**RECORDS FOR THE EXERCISE:**
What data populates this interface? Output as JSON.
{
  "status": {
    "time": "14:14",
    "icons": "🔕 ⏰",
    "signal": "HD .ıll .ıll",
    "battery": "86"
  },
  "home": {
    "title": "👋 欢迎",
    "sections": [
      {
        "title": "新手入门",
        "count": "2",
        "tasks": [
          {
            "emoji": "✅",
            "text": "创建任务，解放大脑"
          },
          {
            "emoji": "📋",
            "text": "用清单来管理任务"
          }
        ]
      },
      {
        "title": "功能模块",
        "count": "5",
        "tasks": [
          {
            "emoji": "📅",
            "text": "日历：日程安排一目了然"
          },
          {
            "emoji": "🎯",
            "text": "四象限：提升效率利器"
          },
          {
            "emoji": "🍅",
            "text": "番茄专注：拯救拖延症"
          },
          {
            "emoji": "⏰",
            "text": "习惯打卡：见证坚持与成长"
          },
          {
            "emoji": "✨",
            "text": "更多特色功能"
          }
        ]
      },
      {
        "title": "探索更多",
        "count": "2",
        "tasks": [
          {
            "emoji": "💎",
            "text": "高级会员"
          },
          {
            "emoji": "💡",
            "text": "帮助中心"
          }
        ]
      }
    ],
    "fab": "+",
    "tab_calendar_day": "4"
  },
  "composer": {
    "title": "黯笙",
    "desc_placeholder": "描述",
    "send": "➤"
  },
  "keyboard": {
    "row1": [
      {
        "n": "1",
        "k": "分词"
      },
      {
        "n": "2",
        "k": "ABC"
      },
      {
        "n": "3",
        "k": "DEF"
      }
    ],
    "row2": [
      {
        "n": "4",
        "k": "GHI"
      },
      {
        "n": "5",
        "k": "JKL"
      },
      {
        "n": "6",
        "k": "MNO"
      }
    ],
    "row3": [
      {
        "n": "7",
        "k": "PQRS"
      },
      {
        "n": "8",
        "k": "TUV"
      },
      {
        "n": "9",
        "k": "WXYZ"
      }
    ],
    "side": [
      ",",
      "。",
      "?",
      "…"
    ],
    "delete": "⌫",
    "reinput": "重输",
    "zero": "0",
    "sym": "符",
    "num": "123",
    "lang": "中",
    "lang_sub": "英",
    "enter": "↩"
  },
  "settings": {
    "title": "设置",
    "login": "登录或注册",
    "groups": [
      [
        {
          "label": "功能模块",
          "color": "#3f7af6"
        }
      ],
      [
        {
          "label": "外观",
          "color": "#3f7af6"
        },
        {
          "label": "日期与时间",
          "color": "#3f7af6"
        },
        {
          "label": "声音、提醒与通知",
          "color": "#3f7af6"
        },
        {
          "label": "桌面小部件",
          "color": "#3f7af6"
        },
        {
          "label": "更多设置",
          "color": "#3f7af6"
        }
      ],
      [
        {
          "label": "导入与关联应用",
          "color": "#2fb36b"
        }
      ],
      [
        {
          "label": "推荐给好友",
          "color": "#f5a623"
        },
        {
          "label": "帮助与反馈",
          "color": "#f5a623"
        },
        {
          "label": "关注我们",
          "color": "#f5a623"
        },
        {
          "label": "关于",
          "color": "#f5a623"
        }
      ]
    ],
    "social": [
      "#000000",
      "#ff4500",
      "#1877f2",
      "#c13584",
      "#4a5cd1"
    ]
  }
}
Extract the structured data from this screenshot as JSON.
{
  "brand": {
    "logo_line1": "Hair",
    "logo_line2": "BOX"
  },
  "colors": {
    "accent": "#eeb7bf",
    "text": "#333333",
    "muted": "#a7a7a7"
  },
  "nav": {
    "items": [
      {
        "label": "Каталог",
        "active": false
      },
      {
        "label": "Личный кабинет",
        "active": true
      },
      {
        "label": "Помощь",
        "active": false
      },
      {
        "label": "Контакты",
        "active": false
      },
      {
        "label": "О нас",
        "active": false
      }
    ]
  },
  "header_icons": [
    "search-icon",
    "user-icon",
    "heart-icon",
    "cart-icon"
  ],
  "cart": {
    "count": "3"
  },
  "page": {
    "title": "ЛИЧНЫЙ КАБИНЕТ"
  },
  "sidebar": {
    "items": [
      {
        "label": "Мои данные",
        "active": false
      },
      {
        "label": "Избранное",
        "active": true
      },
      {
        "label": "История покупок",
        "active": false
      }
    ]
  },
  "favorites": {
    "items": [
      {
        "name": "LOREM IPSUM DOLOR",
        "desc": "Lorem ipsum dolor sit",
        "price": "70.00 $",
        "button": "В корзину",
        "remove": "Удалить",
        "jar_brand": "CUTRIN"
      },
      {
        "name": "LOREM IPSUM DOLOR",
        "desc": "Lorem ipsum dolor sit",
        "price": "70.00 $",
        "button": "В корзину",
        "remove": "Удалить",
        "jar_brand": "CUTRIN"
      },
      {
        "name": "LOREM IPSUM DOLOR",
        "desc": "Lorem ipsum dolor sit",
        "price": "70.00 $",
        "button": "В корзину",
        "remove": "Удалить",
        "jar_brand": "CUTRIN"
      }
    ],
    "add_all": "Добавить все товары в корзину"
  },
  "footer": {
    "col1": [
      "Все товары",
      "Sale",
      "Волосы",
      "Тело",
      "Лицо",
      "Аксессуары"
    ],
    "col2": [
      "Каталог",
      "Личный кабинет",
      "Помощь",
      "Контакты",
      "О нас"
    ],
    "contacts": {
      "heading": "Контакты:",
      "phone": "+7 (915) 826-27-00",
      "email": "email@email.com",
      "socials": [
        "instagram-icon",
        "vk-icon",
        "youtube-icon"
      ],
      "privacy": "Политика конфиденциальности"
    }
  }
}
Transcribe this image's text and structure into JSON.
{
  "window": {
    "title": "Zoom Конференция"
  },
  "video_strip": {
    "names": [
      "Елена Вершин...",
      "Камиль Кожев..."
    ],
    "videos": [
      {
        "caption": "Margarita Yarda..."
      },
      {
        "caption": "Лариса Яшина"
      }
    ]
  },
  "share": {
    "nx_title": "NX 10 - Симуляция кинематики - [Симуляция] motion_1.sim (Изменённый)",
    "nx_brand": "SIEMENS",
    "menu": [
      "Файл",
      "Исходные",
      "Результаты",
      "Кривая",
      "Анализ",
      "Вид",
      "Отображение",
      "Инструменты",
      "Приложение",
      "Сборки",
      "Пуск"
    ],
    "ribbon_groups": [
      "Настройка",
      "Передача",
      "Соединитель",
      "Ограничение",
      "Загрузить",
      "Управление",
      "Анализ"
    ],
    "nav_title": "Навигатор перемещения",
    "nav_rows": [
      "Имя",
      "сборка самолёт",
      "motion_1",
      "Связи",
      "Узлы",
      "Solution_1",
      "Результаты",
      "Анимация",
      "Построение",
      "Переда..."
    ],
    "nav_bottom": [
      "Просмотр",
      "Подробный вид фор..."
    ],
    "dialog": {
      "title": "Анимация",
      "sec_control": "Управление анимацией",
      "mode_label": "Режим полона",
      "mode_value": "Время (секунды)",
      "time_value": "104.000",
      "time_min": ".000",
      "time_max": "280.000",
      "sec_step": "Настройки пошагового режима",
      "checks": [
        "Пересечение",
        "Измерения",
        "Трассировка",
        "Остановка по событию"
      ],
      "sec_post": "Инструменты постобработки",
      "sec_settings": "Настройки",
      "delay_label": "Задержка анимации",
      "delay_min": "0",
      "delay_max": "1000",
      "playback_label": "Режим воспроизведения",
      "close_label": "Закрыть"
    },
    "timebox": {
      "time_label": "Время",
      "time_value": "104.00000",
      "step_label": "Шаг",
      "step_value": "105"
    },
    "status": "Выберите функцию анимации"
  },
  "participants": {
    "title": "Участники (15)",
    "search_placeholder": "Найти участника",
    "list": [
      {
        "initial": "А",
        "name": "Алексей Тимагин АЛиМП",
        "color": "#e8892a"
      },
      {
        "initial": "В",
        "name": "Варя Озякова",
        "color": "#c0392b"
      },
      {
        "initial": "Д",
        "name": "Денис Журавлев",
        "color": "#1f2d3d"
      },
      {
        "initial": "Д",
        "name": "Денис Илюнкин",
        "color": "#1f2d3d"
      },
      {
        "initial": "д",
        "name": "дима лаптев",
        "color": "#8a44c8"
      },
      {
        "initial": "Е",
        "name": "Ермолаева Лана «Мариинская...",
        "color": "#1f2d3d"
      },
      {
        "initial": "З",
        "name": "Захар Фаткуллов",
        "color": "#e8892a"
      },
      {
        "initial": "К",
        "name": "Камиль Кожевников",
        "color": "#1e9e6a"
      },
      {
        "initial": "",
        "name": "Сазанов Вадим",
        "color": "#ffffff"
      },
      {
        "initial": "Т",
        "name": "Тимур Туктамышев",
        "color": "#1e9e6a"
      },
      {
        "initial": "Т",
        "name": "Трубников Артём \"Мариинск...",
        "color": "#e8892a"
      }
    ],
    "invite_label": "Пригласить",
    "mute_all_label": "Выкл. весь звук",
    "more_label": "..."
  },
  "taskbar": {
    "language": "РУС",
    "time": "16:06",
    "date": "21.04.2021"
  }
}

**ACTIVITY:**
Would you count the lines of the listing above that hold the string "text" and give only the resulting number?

**TASK SOLUTION:**
11